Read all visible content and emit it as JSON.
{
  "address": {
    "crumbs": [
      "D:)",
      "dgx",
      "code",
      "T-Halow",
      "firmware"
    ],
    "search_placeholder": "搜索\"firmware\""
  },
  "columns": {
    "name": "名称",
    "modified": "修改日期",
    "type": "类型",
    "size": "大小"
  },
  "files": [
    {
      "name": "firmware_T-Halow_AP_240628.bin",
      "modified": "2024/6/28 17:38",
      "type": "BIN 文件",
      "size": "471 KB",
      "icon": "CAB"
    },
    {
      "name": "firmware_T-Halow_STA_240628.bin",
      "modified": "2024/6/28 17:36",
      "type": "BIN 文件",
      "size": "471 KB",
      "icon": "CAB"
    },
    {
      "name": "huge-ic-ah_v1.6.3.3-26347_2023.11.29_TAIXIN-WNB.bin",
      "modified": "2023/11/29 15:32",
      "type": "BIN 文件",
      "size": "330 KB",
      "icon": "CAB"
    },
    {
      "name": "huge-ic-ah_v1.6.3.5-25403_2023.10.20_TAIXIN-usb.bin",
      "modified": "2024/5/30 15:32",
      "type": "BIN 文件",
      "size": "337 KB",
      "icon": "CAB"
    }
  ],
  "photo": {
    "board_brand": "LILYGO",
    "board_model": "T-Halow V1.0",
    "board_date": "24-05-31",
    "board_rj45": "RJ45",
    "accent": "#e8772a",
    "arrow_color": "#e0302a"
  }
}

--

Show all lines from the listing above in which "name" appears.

Written response:
    "name": "名称",
      "name": "firmware_T-Halow_AP_240628.bin",
      "name": "firmware_T-Halow_STA_240628.bin",
      "name": "huge-ic-ah_v1.6.3.3-26347_2023.11.29_TAIXIN-WNB.bin",
      "name": "huge-ic-ah_v1.6.3.5-25403_2023.10.20_TAIXIN-usb.bin",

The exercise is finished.